The Mitsubishi Eclipse Cross is not quite up to snuff
Executive Wheels: While beautiful and well-equipped, this car doesn’t measure up
2020 Mitsubishi Eclipse Cross SEL 1.5T S-AWC
Everywhere I went during my test-drive week, people stopped to ask me about the car I was driving, telling me how beautiful it was. And it’s fair, the Mitsubishi Eclipse Cross a handsome crossover/SUV in the small category, with distinctive styling that helps it stand out from the crowd. (And this one was painted Red Diamond, the finest red I’ve seen on a vehicle.)
However, beauty isn’t everything, I had concerns with the vehicle right off the bat. For one, when I heard from the press pool managers that I was getting a Mitsubishi Eclipse Cross I had no idea what it was because it is brand new model. Mitsubishi previously made an Eclipse sports coupe in the 1990s and my concern is that reusing names rarely works out.
Another main concern with this Eclipse Cross is its power: It has a 1.5-liter turbocharged 4-cylinder engine, but it is only rated at 152 horsepower and, frankly, it felt like less than that. The vehicle is very sluggish until you get up to speed like on the highway where it performs admirably. On the plus side, the mileage is great: 25 mpg city/26 mpg highway/25 combined. To be fair, many of these subcompact crossover/SUV models suffer from a power dearth. (For example, the Mazda CX-3 isn’t up to snuff with the rest of Mazda’s excellent CX line.)
While doing some research I came across an interesting article from Car and Driver magazine. Editors there decided to compare cargo space in subcompact Crossover/SUV by reclining all of the rear seats and seeing how many airline carry-on bags would fit in there. Oddly enough, the Mitsubishi Outlander was ranked best in class, holding 27 suitcases. The Eclipse Cross, on the other hand, came in dead last with a capacity of just 17 carry-on bags.
And this brings up another concern: Mitsubishi is down to just six vehicles, depending on how you look at it: the Outlander PHEV, the Outlander, the Outlander Spot, this Eclipse Cross and the sedans Mirage G4 and Mirage. The problem? The three Outlanders and the Eclipse Cross are all in the same category, with minor differences, which doesn’t make sense. To accentuate my point, the base price of the Outlander for 2020 is $24,895, the Outlander Sport $22,595, and this Eclipse Cross $22,995. You can load them up differently – different engine choices, for instance – but they are all pretty much the same vehicle.
Having said all of this, I actually very much enjoyed driving the Eclipse Cross for a week. But the truth is that I have driven many of the other vehicles in this class, and I can’t imagine a circumstance where I would choose the Eclipse. I would buy something else if I was looking in this marketplace.
But the Eclipse Cross, with all of these reservations, has some nice stuff. I drove the top-of-the-line trim offered, the SEL, and it was pretty loaded. It is stuffed with all the modern technology for both entertainment and safety that most of carmakers have today and then some special things.
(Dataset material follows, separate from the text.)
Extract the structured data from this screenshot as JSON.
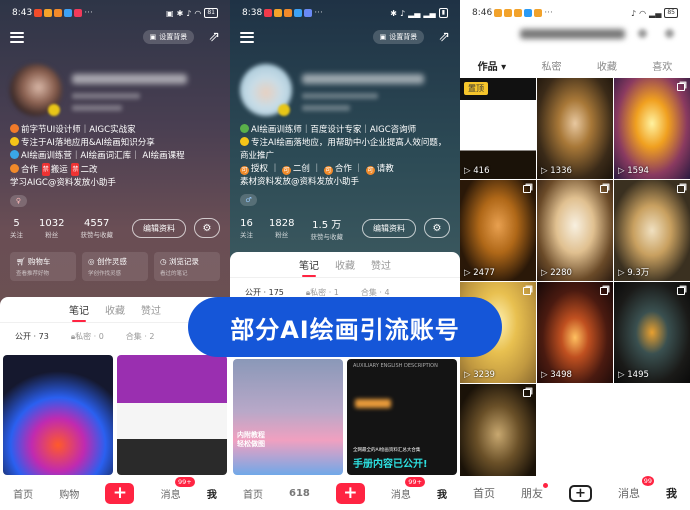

One of the coolest is the multi-view camera system that offers views out front, along the sides, rearview (of course), and one of those great bird’s eye views from above. Also, the S-AWD in the name of this vehicle means “Super All Wheel Control,” Mitsubishi’s AWD system that combines stability control, anti-lock brakes, all-wheel-drive and adds in Active Yaw Control that adds to handling control (the vehicle drives just fine in this respect).
Among the other cool things here were: a panoramic sunroof that was actually two sunroofs, one over the front seats and one over the back seat, and also, one of my favorite features that a few carmakers offer, a system that folds in the side mirrors when you lock the car.
As I mentioned, you can get an Eclipse Cross for $22,995 in front-wheel-drive, but this SEL, top-of-the-line of the four trims available, carries a base price of $28,595 with S-AWC. They added in a $2,100 Touring package – with the sunroof(s), upgraded sound system, forward collision mitigation, pedestrian detection, high-speed braking capability, adaptive cruise control, heated seats/steering wheel and roof rails – and they also charged $595 for that beautiful read paint, and a few hundred dollars for floor mats and covers. Add in a destination charge of $1.095 and the net cost here is $32,720.
That is a competitive price in the field for what is offered here, but I have my reservations. The bottom line? This is a very attractive subcompact crossover/SUV, with all the technology people expect these days, but overall, it’s not quite up to snuff.
RATING: 3 WHEELS (OUT OF FOUR)